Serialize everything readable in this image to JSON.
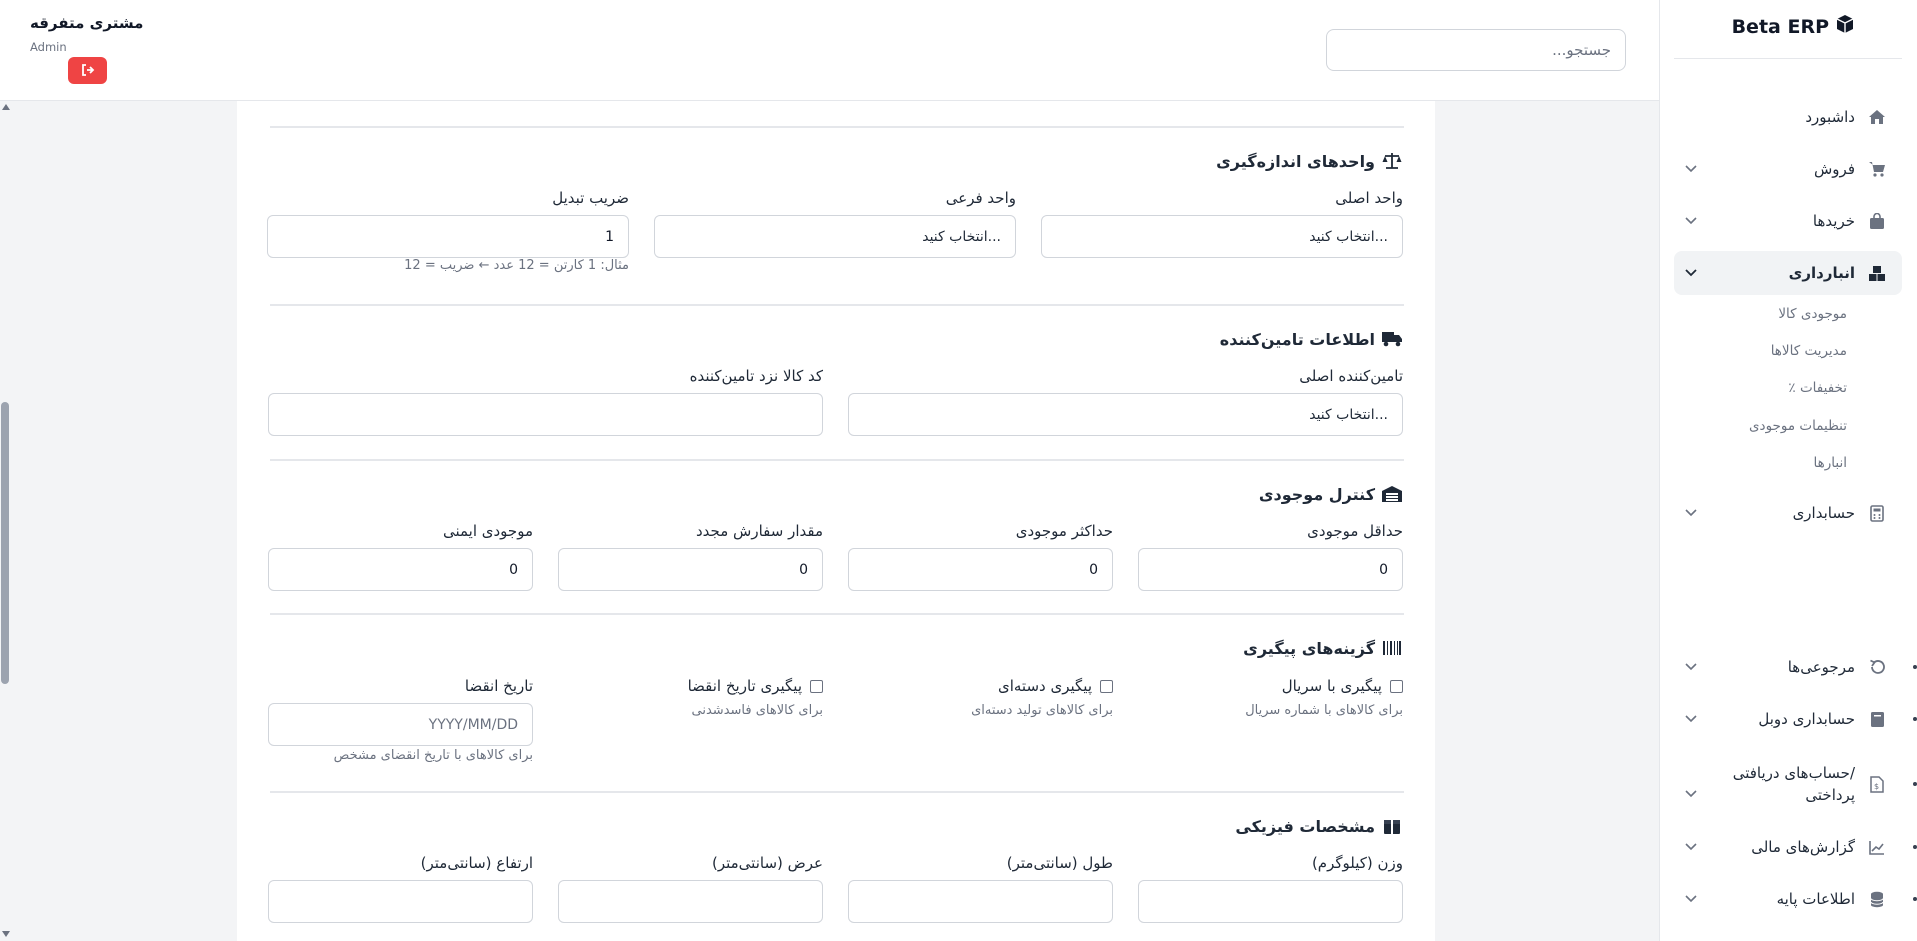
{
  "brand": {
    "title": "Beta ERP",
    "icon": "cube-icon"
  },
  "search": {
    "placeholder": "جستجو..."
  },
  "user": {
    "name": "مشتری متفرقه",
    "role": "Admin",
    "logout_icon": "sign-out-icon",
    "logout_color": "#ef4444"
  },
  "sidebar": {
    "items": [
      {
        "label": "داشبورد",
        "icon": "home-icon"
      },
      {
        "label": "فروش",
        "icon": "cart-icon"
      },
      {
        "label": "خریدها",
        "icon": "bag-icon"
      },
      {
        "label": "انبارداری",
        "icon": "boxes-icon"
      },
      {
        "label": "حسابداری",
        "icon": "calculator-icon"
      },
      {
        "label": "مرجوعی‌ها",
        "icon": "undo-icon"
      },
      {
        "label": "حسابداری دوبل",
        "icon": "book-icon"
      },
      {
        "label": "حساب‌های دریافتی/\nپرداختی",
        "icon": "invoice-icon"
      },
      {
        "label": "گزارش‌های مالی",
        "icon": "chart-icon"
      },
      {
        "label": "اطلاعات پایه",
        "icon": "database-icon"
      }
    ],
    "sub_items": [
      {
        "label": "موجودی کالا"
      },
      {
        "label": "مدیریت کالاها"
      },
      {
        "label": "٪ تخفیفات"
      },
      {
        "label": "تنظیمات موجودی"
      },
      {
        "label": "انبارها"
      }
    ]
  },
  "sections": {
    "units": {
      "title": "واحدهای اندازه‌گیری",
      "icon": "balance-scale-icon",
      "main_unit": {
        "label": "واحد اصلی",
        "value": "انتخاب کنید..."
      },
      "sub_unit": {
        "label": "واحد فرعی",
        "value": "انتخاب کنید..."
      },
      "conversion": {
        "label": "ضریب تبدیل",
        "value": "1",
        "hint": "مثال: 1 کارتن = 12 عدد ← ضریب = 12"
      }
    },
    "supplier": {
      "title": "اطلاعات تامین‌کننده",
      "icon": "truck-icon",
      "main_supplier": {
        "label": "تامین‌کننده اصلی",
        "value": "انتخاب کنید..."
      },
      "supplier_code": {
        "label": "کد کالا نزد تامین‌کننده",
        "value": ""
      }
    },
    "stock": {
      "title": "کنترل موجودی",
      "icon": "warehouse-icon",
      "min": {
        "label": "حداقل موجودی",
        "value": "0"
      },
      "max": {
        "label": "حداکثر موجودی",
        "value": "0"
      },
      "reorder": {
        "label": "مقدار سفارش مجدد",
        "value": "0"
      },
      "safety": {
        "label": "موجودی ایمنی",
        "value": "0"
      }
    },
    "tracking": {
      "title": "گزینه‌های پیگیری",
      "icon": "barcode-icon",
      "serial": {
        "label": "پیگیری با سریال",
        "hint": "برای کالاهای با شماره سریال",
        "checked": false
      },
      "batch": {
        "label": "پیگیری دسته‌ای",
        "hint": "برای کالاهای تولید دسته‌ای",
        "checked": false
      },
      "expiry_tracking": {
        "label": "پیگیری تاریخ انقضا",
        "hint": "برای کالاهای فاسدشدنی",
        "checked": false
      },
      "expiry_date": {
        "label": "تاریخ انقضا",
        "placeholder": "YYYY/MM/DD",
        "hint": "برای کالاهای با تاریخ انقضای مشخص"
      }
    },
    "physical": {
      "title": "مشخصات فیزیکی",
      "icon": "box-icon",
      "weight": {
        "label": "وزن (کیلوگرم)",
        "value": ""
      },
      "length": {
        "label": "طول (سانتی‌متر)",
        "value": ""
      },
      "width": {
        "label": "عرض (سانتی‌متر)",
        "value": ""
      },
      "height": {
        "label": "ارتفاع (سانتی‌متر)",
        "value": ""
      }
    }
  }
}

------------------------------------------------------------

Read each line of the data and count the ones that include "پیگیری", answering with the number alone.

_Your solution:_ 4